So, as play progresses through the scenes, characters accumulate dice: black dice for negative outcomes, white dice for positive ones. When the second act is over, it’s time for the aftermath. Each player rolls the dice for his or her character to see, basically, how screwed he or she is. The wrap-up is then narrated in turn as a montage by each player, describing how each character meets his or her come-uppance.

For our group, only Margaret came out ahead, moving to San Francisco to start a new life. Thornton was dead, and Montana had become what he hated most, taking over his father-in-law’s businesses, both legitimate and otherwise. Frank was a broken shell of a man, firmly under Montana’s thumb, and Max… Max wound up pretty much back where he started, hiring a new attractive clerk for his store.

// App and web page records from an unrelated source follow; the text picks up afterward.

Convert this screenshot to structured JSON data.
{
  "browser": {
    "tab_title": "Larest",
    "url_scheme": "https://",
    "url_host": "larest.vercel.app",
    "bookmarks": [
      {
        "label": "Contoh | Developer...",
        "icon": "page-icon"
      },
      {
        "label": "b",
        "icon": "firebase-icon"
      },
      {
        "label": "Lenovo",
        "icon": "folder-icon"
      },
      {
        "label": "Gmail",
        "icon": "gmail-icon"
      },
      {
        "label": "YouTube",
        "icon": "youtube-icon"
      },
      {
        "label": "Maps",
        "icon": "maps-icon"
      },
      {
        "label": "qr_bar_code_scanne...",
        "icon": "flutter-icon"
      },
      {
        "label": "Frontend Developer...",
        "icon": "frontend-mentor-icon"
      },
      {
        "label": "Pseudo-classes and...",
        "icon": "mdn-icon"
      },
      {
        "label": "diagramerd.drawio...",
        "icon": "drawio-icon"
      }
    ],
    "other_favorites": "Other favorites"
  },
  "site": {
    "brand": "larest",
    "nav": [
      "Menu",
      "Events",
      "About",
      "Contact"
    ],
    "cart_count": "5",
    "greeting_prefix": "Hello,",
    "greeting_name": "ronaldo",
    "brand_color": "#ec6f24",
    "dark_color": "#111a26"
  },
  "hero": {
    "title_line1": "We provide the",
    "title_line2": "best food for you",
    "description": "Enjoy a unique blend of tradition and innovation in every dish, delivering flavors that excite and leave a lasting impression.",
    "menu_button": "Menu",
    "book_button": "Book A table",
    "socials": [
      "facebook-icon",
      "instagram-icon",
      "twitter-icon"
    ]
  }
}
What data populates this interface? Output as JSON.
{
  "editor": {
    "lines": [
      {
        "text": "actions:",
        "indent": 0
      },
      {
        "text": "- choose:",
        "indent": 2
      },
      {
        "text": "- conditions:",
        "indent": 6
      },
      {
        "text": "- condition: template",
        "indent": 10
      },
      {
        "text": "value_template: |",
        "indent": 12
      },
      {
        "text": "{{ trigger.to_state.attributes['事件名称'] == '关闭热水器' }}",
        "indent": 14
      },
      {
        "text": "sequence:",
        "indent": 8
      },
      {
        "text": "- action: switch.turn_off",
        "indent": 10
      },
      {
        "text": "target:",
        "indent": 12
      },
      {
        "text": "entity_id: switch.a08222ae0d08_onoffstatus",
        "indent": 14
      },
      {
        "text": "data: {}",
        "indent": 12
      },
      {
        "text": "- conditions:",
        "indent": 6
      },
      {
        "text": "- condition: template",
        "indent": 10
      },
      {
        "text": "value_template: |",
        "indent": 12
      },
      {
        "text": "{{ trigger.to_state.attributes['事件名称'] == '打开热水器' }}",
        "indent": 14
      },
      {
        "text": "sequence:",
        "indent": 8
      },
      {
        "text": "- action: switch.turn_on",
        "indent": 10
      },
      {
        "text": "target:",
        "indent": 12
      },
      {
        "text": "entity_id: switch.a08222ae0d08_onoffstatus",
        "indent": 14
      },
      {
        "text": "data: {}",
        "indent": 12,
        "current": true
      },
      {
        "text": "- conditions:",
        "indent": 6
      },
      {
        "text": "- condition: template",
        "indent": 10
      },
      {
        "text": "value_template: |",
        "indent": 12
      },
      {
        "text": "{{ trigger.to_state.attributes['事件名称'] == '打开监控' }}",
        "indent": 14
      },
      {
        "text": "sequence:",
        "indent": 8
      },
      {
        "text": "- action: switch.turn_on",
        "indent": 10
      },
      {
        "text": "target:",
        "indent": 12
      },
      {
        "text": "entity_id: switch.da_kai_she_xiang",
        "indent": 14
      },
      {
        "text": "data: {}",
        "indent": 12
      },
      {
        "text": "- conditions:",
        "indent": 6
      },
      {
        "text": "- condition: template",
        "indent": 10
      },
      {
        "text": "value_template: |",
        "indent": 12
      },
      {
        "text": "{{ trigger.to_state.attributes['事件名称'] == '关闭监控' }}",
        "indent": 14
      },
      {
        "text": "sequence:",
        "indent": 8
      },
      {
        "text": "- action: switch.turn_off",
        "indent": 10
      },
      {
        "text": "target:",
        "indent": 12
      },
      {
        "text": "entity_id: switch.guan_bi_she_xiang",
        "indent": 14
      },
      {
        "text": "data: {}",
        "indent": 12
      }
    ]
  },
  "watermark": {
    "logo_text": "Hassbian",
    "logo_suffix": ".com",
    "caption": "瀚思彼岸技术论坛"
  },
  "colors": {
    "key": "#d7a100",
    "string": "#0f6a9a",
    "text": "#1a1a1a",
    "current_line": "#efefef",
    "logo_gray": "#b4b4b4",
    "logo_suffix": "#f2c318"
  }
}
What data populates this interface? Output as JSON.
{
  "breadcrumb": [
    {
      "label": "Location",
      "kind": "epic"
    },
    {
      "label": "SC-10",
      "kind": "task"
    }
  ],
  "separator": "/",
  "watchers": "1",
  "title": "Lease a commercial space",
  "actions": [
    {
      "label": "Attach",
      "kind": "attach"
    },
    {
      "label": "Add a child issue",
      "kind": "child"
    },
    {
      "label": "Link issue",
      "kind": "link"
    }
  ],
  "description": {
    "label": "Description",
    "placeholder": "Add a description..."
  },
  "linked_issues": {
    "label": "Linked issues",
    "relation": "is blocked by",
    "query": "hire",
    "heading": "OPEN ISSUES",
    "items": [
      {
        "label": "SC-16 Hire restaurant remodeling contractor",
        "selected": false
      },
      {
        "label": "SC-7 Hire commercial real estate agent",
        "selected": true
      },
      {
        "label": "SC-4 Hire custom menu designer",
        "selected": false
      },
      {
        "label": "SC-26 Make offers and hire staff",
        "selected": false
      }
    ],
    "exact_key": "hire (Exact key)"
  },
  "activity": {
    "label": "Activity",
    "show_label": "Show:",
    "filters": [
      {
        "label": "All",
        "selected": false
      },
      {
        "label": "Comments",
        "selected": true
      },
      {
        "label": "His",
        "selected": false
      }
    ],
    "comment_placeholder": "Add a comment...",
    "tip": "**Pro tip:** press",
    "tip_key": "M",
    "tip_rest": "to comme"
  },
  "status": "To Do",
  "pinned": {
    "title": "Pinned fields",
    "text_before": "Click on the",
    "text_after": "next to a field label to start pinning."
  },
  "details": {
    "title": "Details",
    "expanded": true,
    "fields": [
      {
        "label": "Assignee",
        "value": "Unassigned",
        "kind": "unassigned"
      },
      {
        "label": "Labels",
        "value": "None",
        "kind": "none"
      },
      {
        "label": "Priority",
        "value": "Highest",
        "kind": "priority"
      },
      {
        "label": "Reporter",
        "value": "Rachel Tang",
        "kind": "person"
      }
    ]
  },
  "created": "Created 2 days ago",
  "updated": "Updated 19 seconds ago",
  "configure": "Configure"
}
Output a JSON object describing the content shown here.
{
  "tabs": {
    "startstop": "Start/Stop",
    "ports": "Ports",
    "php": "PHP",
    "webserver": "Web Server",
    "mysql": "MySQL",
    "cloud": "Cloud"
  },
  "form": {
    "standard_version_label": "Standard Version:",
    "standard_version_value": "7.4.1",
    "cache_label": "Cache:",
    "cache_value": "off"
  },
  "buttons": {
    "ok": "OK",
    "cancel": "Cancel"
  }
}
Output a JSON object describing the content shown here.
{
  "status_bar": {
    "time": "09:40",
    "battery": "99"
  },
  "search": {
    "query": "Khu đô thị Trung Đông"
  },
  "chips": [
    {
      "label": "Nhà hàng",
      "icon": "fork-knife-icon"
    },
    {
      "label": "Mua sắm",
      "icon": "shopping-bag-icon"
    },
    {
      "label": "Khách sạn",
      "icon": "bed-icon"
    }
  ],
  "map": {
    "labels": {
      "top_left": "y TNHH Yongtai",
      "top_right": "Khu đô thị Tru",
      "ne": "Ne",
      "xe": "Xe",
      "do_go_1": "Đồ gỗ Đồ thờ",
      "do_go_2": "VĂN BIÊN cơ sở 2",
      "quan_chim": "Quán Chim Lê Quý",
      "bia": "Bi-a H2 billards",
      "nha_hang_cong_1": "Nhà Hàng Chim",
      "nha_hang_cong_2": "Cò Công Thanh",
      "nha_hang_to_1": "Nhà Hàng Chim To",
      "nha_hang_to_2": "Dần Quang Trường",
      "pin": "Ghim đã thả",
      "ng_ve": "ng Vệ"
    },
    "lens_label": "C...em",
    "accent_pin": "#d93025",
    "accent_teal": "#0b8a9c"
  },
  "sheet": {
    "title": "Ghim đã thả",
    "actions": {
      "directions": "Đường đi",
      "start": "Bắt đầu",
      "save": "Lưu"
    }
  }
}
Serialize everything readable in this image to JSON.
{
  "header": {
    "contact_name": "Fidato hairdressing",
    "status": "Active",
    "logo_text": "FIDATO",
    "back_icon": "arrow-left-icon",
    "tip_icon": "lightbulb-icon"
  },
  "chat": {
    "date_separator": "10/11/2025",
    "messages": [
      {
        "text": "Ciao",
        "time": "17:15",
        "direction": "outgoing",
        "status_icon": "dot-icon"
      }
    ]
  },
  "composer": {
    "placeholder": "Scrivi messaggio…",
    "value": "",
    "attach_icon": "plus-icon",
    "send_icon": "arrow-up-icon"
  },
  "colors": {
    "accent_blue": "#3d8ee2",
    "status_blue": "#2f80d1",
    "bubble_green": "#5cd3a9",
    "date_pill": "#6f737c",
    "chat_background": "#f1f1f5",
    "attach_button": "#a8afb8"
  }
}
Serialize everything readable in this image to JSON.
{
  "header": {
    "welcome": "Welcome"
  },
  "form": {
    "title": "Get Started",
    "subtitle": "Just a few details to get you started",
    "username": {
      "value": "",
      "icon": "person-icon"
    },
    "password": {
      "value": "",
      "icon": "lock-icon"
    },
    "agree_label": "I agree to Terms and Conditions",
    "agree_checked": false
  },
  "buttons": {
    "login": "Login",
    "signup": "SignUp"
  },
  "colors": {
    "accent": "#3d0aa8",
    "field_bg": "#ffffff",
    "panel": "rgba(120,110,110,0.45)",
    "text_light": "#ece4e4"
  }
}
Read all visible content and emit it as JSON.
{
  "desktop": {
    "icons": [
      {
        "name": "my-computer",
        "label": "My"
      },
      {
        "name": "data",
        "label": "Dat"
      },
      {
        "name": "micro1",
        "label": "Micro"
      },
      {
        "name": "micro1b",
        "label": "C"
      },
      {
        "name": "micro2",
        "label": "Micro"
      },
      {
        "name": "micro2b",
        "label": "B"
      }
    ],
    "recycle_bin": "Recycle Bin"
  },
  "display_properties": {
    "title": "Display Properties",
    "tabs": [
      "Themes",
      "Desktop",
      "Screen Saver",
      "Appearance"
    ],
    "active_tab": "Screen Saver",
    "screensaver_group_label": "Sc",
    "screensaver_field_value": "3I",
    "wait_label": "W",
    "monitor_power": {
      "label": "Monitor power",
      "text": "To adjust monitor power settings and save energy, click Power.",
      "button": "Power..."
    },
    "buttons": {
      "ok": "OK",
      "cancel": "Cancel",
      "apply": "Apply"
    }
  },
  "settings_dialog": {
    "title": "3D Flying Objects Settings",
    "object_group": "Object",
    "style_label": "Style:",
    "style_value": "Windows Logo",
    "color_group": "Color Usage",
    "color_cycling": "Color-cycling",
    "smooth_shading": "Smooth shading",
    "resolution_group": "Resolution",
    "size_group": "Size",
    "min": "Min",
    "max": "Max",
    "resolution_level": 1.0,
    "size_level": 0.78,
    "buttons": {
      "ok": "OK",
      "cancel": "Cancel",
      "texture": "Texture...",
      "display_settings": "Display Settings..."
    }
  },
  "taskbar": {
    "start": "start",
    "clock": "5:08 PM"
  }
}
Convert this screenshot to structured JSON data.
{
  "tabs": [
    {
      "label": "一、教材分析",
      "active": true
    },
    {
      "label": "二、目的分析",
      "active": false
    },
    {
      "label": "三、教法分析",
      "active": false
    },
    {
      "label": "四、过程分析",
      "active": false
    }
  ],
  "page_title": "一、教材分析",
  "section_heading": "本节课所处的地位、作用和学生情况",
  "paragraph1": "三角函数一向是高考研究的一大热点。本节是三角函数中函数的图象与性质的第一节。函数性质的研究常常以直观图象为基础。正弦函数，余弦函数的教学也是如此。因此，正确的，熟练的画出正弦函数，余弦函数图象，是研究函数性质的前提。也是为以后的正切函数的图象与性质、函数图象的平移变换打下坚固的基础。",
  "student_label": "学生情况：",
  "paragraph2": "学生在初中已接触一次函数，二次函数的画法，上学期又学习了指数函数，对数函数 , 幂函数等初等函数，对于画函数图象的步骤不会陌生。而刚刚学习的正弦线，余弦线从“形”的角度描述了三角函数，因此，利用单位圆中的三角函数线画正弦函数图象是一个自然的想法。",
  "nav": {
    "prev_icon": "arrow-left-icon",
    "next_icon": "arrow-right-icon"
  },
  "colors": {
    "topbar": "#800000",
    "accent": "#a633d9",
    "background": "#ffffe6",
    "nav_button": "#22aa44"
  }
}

From start to finish, the game took about two to two-and-a-half hours. It ran very smoothly, and all the rules were easy to understand. I was the only one who had read the entire book, so I acted as facilitator, as well as playing Margaret – the game doesn’t have a GM. Easy to pick up, minimal prep, and fast to play. It was a hoot.

Now, as I was starting to explain the rules to the others, it was pointed out to me that the author, Jason Morningstar, was sitting at the table behind us playing AD&D. When we finished our game, we rudely interrupted his to tell him how much we had enjoyed Fiasco, and he was very gracious.

So, good game. Pick it up.

**Edit** I was wrong. It was actually Steve Segedy, not Jason Morningstar, whom we accosted at two in the morning while he was playing AD&D. Still, he was very gracious with a bunch of late-night fanboys, and also forgiving of my misidentification of him. It was late, and I didn’t read his badge – one of the players pointed to him and said, “It’s his game,” and I leaped to entirely the wrong conclusion. So, sorry about that, Steve. No hard feelings?